The Clamor over Clamor
Quarterly magazine threatened with legal action over an upcoming series.
Los Angeles-based American Apparel has threatened to take legal action against activist quarterly Clamor magazine, for a series of stories written about the clothing company for the fall 2006 issue.
"American Apparel Exposed" spans 10 pages in the magazine set to hit newsstands Sept. 1. It includes three articles, one photo essay and a series of mock-American Apparel advertisements. The spread addresses ongoing issues with employee management, the company’s controversial ads and sexual harassment allegations against founder and CEO Dov Charney.
American Apparel found out about the upcoming series after Clamor posted the article about it on its Web site.
In an e-mail addressed to the magazine’s editor Mariana Ruiz and its co-publisher and founder Jen Angel, American Apparel media relations director Cynthia Semon requested the magazine print a retraction regarding certain facts written in the story, or the company would take legal action against the magazine.
"If the article is not immediately removed online, along with a retraction and an [sic] public apology posted online and published appropriately, we will be forced to seek legal action in light of such gross, blatant, negligent and irresponsible journalism," Semon wrote in the e-mail, a copy of which was provided to Folio:.
The magazine has no intentions of retracting the story, according to Angel. "The material we printed is nothing ground-breaking‑‑a simple search of the Internet will find a lot of supporting materials," she says. "What the real issue is now is we are discovering a pattern of American Apparel using similar tactics against other media outlets. Those other outlets have only talked to us off the record for fear of reprisal from American Apparel, but we are encouraging them to come forward."
"The purpose of printing this story was to expose American Apparel’s co-optation of progressive consumerism," says Angel. "We decided to print such a large section because as we looked at the issue, we just started finding more and more material."

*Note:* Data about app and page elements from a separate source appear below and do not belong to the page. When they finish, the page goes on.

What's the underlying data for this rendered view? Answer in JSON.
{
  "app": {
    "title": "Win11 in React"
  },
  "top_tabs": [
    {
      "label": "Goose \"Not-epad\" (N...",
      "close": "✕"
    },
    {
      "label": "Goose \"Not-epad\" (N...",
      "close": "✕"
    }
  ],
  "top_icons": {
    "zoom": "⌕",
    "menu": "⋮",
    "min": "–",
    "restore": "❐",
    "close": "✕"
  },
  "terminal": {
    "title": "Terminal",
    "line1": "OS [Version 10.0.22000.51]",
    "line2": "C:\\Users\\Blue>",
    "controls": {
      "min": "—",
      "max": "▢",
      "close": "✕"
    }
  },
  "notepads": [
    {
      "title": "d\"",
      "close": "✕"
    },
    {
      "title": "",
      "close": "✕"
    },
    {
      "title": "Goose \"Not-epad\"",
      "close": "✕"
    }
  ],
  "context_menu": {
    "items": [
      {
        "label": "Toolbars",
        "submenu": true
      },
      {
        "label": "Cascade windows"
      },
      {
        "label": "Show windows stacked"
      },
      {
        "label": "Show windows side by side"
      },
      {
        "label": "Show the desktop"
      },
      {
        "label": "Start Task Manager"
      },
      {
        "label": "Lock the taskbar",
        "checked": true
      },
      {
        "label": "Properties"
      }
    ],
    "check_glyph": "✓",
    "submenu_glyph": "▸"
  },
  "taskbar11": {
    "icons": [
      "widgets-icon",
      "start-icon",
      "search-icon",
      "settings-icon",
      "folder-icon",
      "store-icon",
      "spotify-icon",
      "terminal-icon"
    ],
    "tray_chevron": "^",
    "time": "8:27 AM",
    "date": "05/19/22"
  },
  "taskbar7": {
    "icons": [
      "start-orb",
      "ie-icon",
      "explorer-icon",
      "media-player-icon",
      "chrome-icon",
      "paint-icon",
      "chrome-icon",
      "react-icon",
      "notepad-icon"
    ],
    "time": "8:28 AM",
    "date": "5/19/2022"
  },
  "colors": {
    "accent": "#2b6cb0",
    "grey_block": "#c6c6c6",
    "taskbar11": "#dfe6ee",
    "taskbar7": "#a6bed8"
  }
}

But Semon says American Apparel takes issue with the story for two reasons, the first being the manner in which she was contacted by Clamor for a comment regarding the allegations against the company and Dov Charney. "As a journalist, by bare minimum you should fact check and allow a response regarding the subject you are writing about," she says. According to Semon, no journalist from Clamor visited the American Apparel facilities to investigate the story.

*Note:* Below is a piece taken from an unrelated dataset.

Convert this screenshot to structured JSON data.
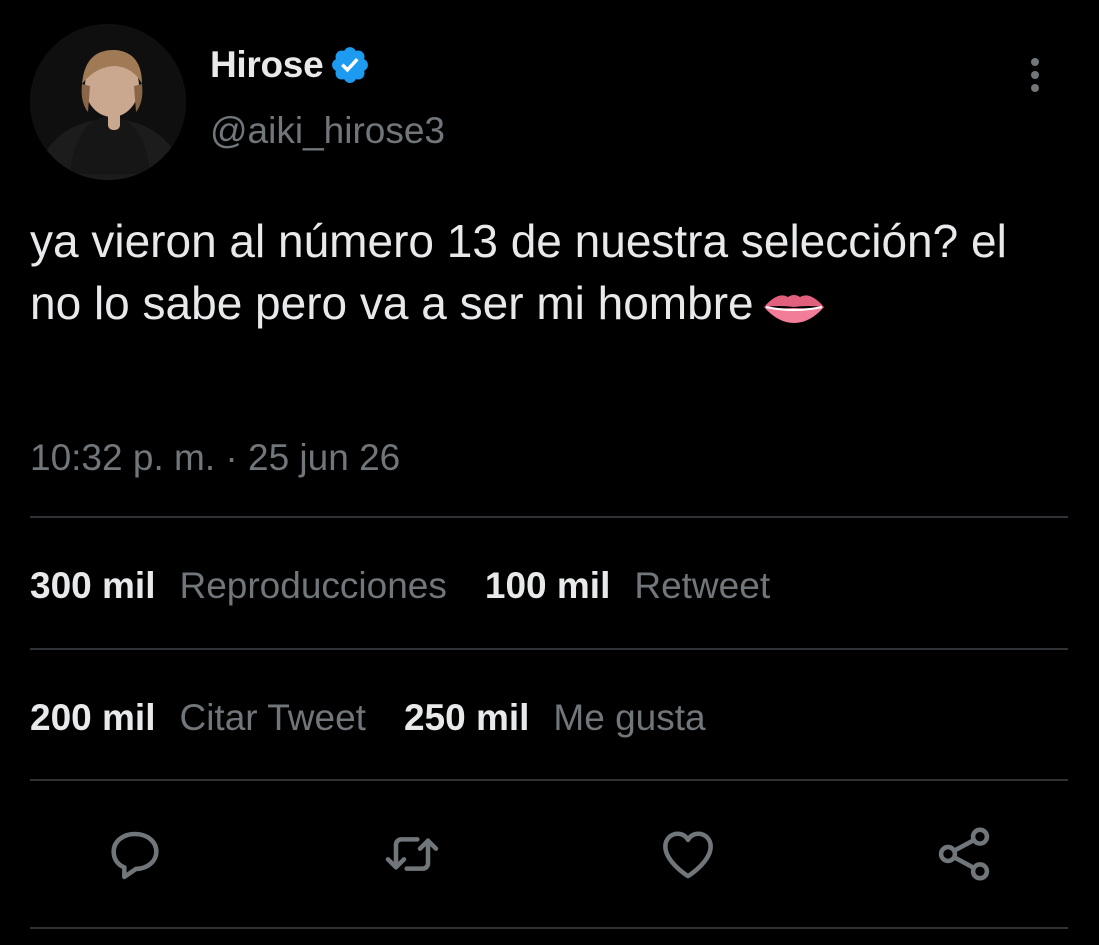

Dez Williams, a contributing editor for the series, did attempt to contact Semon. The initial contact came in a three sentence e-mail requesting "input from HR as to how (if at all) employees are advised of the un-conventional work environment in American Apparel’s retail stores." The e-mail, however, came from an unfamiliar Yahoo e-mail account and was signed simply "Clamor Magazine." Semon looked into the query, asking for more information and sufficient contact information, to which she received a similarly reticent e-mail, which this time was signed "Dez."
Semon says she was unsure if the e-mail was a prank or written by a legitimate journalist. She says she provided her contact information and awaited a response. "In the initial e-mail he said he was a writer for the magazine, but there is no Dez listed as a staff writer online and I didn’t have a last name to do a Google search," she says.
Semon says American Apparel’s second problem with the series is not with its content, but how it is presented. "Prior to my (last) e-mail I made it amply clear that it is a journalist’s right to write their opinions with regards to our products and advertising," says Semon. "They would not be the first publication or the last to have a negative opinion piece, however the article is not an opinion piece; it is termed as a special investigative section."
Angel says Williams contacted Semon by both phone and via e-mail, to which Semon was unresponsive. "It would not be a wise choice for American Apparel to sue us; it would generate a lot of very negative publicity," says Angel.
Since the controversy began last week, Clamor has recognized one discrepancy in the piece and has issued an advance correction on their Web site. The story reported a sexual harassment case filed by sales manager Mary Nelson, against Dov Charney as withdrawn. However, the Nelson suit is still pending, which the magazine notes in the correction.
Semon says this was one of many inaccuracies in the series, and says Nelson’s title is still incorrect, saying that she was a sales rep, rather than a sales manager. "They failed to contact the company to check information," says Semon. "They failed to even fact check public documents."
Coincidentally, official Clamor T-shirts are American Apparel-made. Angel says the relationship will soon come to an end. "We note in our letter from the editors that we have printed on American Apparel shirts in the past but will no longer be doing so," she says.